Munich - Sejad Salihovic is often referred to as the Bundesliga's set-piece specialist, owing to his amazing ability to find the net from free-kicks and the penalty spot. However, only few people know much more about the 1899 Hoffenheim star. presents ten lesser-known facts about the 1899 Hoffenheim midfielder, who was recently for the 2014 FIFA World Cup.

Salihovic was born in Gornji Sepak in the former Yugoslavia, but had to flee his hometown as a seven-year-old due to the outbreak of the Bosnian War in 1992. His family migrated to Berlin, where they were forced to start a completely new life. Salihovic's parents worked very hard to put their son through school, something the 29-year-old Sejad remains extremely grateful for to this day.

When Salihovic was growing up in Berlin, he did not pass up on the opportunity to explore Germany's vibrant capital city. Given all the distractions in the Berlin, he initially struggled to focus on football, choosing instead to visit night clubs and gorge on kebabs and Currywurst - hardly the healthiest of foods for a budding professional athlete. He later admitted that moving away from such distractions was the best decision of his career.

After signing for Hoffenheim, Salihovic felt so indebted to his parents for all they had done for him during his early life that he bought them a semi-detached house adjoining his own. Not every 29-year-old would be happy at having to live with - or right next to - his parents, but the Salihovic family appear to enjoy the much quieter life in Sinsheim compared to the hustle and bustle of the German capital.

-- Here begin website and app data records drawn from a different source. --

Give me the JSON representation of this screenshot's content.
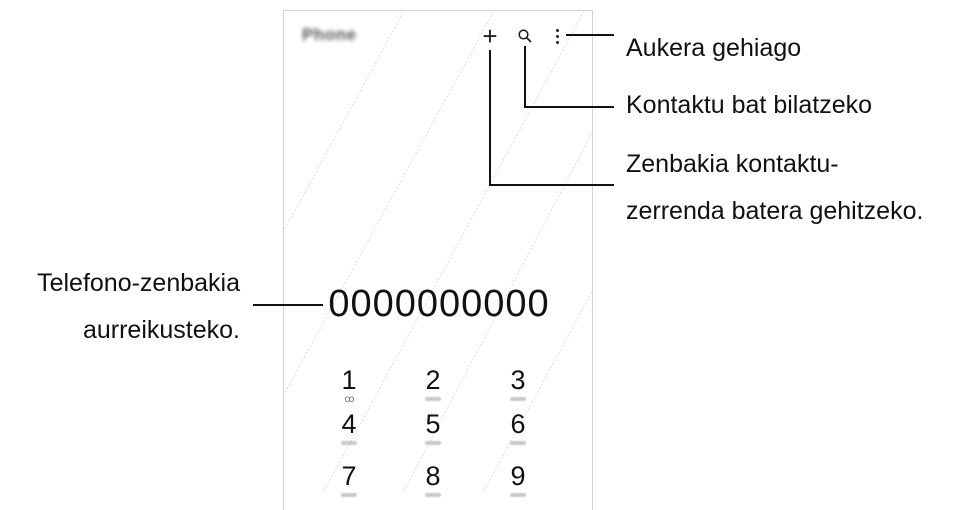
{
  "app": {
    "title": "Phone",
    "number": "0000000000"
  },
  "toolbar": {
    "add_icon": "plus-icon",
    "search_icon": "search-icon",
    "more_icon": "more-vertical-icon"
  },
  "keypad": [
    {
      "digit": "1",
      "sub": "ꝏ"
    },
    {
      "digit": "2",
      "sub": ""
    },
    {
      "digit": "3",
      "sub": ""
    },
    {
      "digit": "4",
      "sub": ""
    },
    {
      "digit": "5",
      "sub": ""
    },
    {
      "digit": "6",
      "sub": ""
    },
    {
      "digit": "7",
      "sub": ""
    },
    {
      "digit": "8",
      "sub": ""
    },
    {
      "digit": "9",
      "sub": ""
    }
  ],
  "annotations": {
    "more_options": "Aukera gehiago",
    "search_contact": "Kontaktu bat bilatzeko",
    "add_number_line1": "Zenbakia kontaktu-",
    "add_number_line2": "zerrenda batera gehitzeko.",
    "preview_line1": "Telefono-zenbakia",
    "preview_line2": "aurreikusteko."
  }
}
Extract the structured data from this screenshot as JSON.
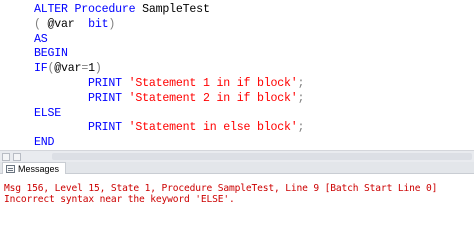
{
  "editor": {
    "lines": [
      {
        "tokens": [
          {
            "t": "ALTER ",
            "c": "kw"
          },
          {
            "t": "Procedure ",
            "c": "kw"
          },
          {
            "t": "SampleTest",
            "c": "pl"
          }
        ]
      },
      {
        "tokens": [
          {
            "t": "( ",
            "c": "gr"
          },
          {
            "t": "@var  ",
            "c": "pl"
          },
          {
            "t": "bit",
            "c": "kw"
          },
          {
            "t": ")",
            "c": "gr"
          }
        ]
      },
      {
        "tokens": [
          {
            "t": "AS",
            "c": "kw"
          }
        ]
      },
      {
        "tokens": [
          {
            "t": "BEGIN",
            "c": "kw"
          }
        ]
      },
      {
        "tokens": [
          {
            "t": "IF",
            "c": "kw"
          },
          {
            "t": "(",
            "c": "gr"
          },
          {
            "t": "@var",
            "c": "pl"
          },
          {
            "t": "=",
            "c": "gr"
          },
          {
            "t": "1",
            "c": "pl"
          },
          {
            "t": ")",
            "c": "gr"
          }
        ]
      },
      {
        "tokens": [
          {
            "t": "        PRINT ",
            "c": "kw"
          },
          {
            "t": "'Statement 1 in if block'",
            "c": "st"
          },
          {
            "t": ";",
            "c": "gr"
          }
        ]
      },
      {
        "tokens": [
          {
            "t": "        PRINT ",
            "c": "kw"
          },
          {
            "t": "'Statement 2 in if block'",
            "c": "st"
          },
          {
            "t": ";",
            "c": "gr"
          }
        ]
      },
      {
        "tokens": [
          {
            "t": "ELSE",
            "c": "kw"
          }
        ]
      },
      {
        "tokens": [
          {
            "t": "        PRINT ",
            "c": "kw"
          },
          {
            "t": "'Statement in else block'",
            "c": "st"
          },
          {
            "t": ";",
            "c": "gr"
          }
        ]
      },
      {
        "tokens": [
          {
            "t": "END",
            "c": "kw"
          }
        ]
      }
    ]
  },
  "results": {
    "tab_label": "Messages",
    "error_line_1": "Msg 156, Level 15, State 1, Procedure SampleTest, Line 9 [Batch Start Line 0]",
    "error_line_2": "Incorrect syntax near the keyword 'ELSE'."
  },
  "colors": {
    "keyword": "#0000ff",
    "string": "#ff0000",
    "operator": "#808080",
    "error": "#cc0000"
  }
}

When he arrived at Hoffenheim in 2006, Salihovic joined a club languishing in the third tier of German football. He helped Hoffenheim rise up through the leagues from the third division all the way up to the Bundesliga in the space of just two seasons. With 211 appearances in eight years in Sinsheim, the Bosnian international is currently the longest-serving player in Markus Gisdol's squad.

Salihovic has never been tempted to leave Hoffenheim for another club. He even turned his nose up at an offer from FC Bayern München in 2009. Unsurprisingly perhaps, his parents were a major factor in his decision to stay put: He had only just moved to Sinsheim three years previously and his parents did not want him to move house again. Like any good son would do, Salihovic took his parents' advice on board and rejected the offer.

In 2009, Salihovic lost his boot during a league match against VfB Stuttgart. Before he could retrieve it, however, Stuttgart keeper Jens Lehmann ran out of his goal, picked it up and threw it over his shoulder where it landed on top of the former Germany stopper's goal. The incident occurred in the dying minutes of the game at the Mercedes-Benz Arena, which ended in a 3-3 draw.

Salihovic's favourite Bosnian food is cevapcici - widely considered to be their national dish - which he eats whenever he is back in Sarajevo or on international duty with Bosnia and Herzegovina. Cevapcici is a type of kebab consisting of grilled minced meet and often served with flatbread.

Salihovic likes to keep up with the latest fashion trends. He claims to have a good taste, and revealed on his official website that he prefers the 'casual DSquared look' when out and about with friends or team-mates. He also owns an expensive watch from Maurice Lacroix, but he says he doesn't mind wearing the classic Casio sports watch either.

Although some of his team-mates live in Heidelberg, Salihovic claims the city is too expensive. The rent in Heidelberg can cost up to €3,000 a month and Salihovic feels uncomfortable at spending that amount of money. When he is on international duty in his native Bosnia, he is reminded of the poverty in his home country, where many are forced to live off that sum over the course of an entire year. Salihovic says he would feel guilty at living so lavishly in Heidelberg.

Salihovic is very keen on boxing. He was spotted at the IBF Middleweight World Championship fight between Felix Sturm of Germany and England's Darren Barker at the Porsche Arena in Stuttgart on 7 December 2013. Fellow international team-mate and former Hoffenheim striker Vedad Ibisevic joined him to watch the fight, which ended in a second-round victory for Sturm.

Compiled by Sebastian Mühlhaus